Born in Hong Kong, Kenneth Tin-Kin Hung now lives and works in New York. His art is incredibly socially conscious, exploring and excelling in high-definition video animation, video games, net.art, digital graphics, and mixed media installations. Currently in progress is video installation “In GOD We Trust.” He envisions Obama as a reincarnation of seven spiritual leaders and prophets. Far from worshipping Obama, “In GOD We Trust” delves into the hopes and changes the 44th U.S. president promises to deliver–and the obstacles he will encounter along the way.
P.S. The “GOD” in “In God We Trust” is an acronym for “Global Obama Devotion.” Not our national motto!

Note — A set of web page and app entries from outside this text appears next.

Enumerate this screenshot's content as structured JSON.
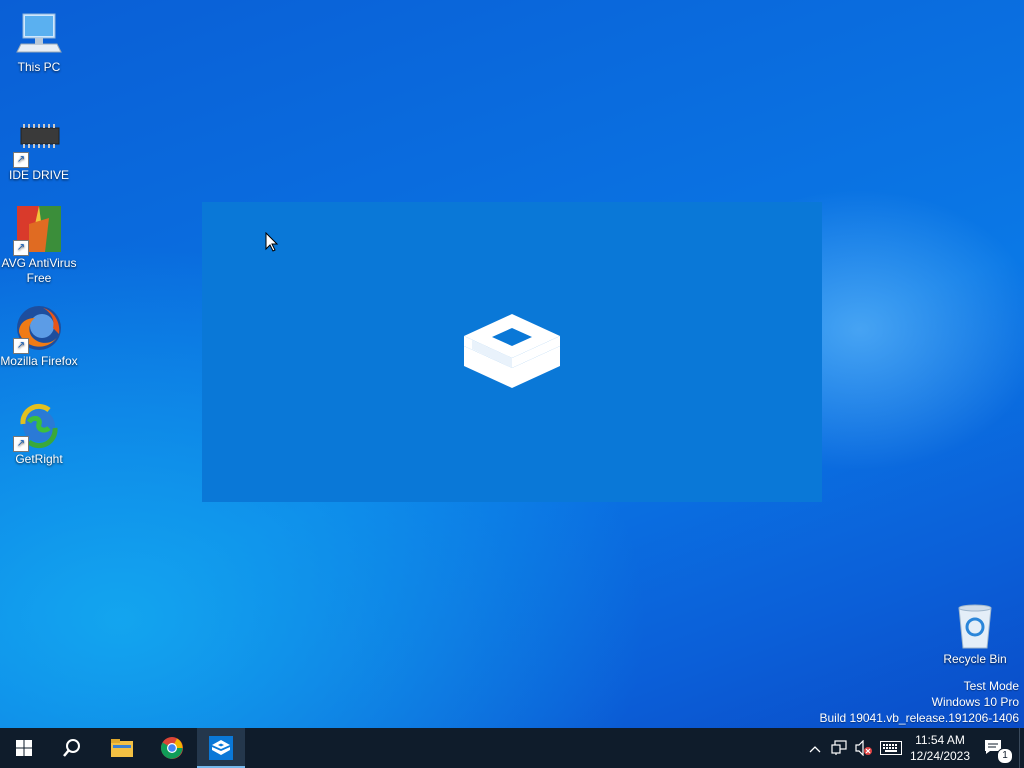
{
  "desktop": {
    "icons": [
      {
        "label": "This PC"
      },
      {
        "label": "IDE DRIVE"
      },
      {
        "label": "AVG AntiVirus Free"
      },
      {
        "label": "Mozilla Firefox"
      },
      {
        "label": "GetRight"
      }
    ],
    "recycle_bin": {
      "label": "Recycle Bin"
    }
  },
  "watermark": {
    "line1": "Test Mode",
    "line2": "Windows 10 Pro",
    "line3": "Build 19041.vb_release.191206-1406"
  },
  "taskbar": {
    "pinned": [
      "start-icon",
      "search-icon",
      "file-explorer-icon",
      "chrome-icon",
      "sandbox-icon"
    ],
    "clock": {
      "time": "11:54 AM",
      "date": "12/24/2023"
    },
    "notifications_count": "1"
  },
  "colors": {
    "splash": "#0a78d7",
    "taskbar": "#0f1c2b",
    "accent": "#76b9ed"
  }
}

We recently received Doug Fogelson’s book “The Time After” in the mail today. One of the catch phrases on the press release is: “Temporal speculation for the post climate change era.” Heavy! Although it’s not as apocalyptic as the Popul Vuh’s 2012 world-termination prognosis, and not as, ahem, temporally speculative (in my opinion) to warrant vast assumptions about the post climate change era, there are some prismatic, multi-exposed layered photographs that time-lapsed-surfaced-ly explore the age old question of nature, man, and their relation to time. Shots of clouds and forests lay side by side by sprawling city streets. It’s certainly an interesting attempt to turn such a tired trope of amateur photography (the double-expose) into the basis for a complicated conceptual framework, though how many “heady” points on the nature of humanity the book makes, I’m not so sure. Regardless, the book features stunning and creative print lay out and design by Tim Hartford.
To communicate both weighty (The Irish Famine, racism, war) and frivolous (clandestine love affairs with Bigfoot?) subject matter, Carson Ellis utilizes a subtle color palette and gentle linework. Her art is similar to children’s books in that the dialogue (if any) is limited, but the illustrations and their message speak volumes. And she’s married to Colin Meloy, the lead singer of The Decemberists!

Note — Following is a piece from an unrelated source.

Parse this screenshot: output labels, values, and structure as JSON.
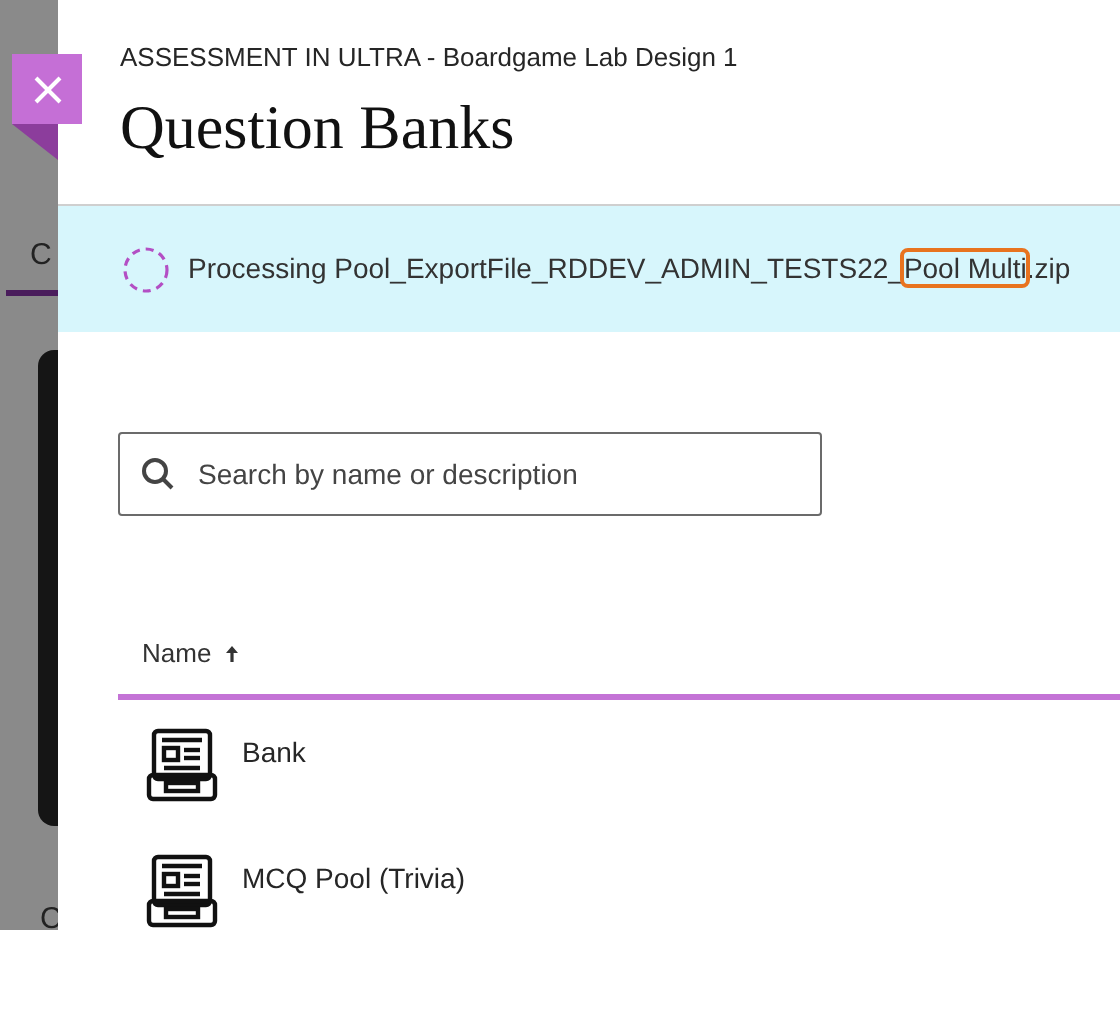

As his name hints, [hu]Man vs. Machine delivers work created with traditional materials in order to mimic what can be done with the computer. His work is very enjoyable and ranges from ink drawings to paintings to installations.
Movie Time culminates with “Rivers and Tides,” an otherworldly documentary that follows renowned sculptor Andy Goldsworthy as he transforms and harnesses the elemental forces of ice, driftwood, rivers, and forests into works of ethereal and transient beauty.
The screenings are projected on the large outdoor screen located next to the Snack Bar. Seating is limited so arrive early to secure a chair, but if you get there late, no worries you can always sit on the floor or bring your own chair!
Drinks, snacks and popcorn as usual are available at Snack Bar!
“Rivers and Tides”- Wed, May 27
1520 N. Cahuenga Blvd
Los Angeles, CA 90028
See more Beautiful/Decay Movie Times for the month of May after the jump!
For the next couple weeks, I will be posting up some of my favorite applications (as well as previous works) of the Rhizome Commissions (Rhizome at the New Museum, one of my favorite media art blogs), a program which provides grants to new media artists exhibiting a large amount of potential but maybe aren’t yet fully recognized in their field.
Jeremy Bailey’s proposal, DIALECTICAL SOFTWARE GUNDAM SUIT, “intends to create a new live performance involving a software “suit” that augments and extends both the creative and destructive abilities of the performer. The image of the suit will be superimposed in real-time over the artist during the performance. The work will be satirical, but will appear as a sincere attempt by the artist to create a more advanced human form.”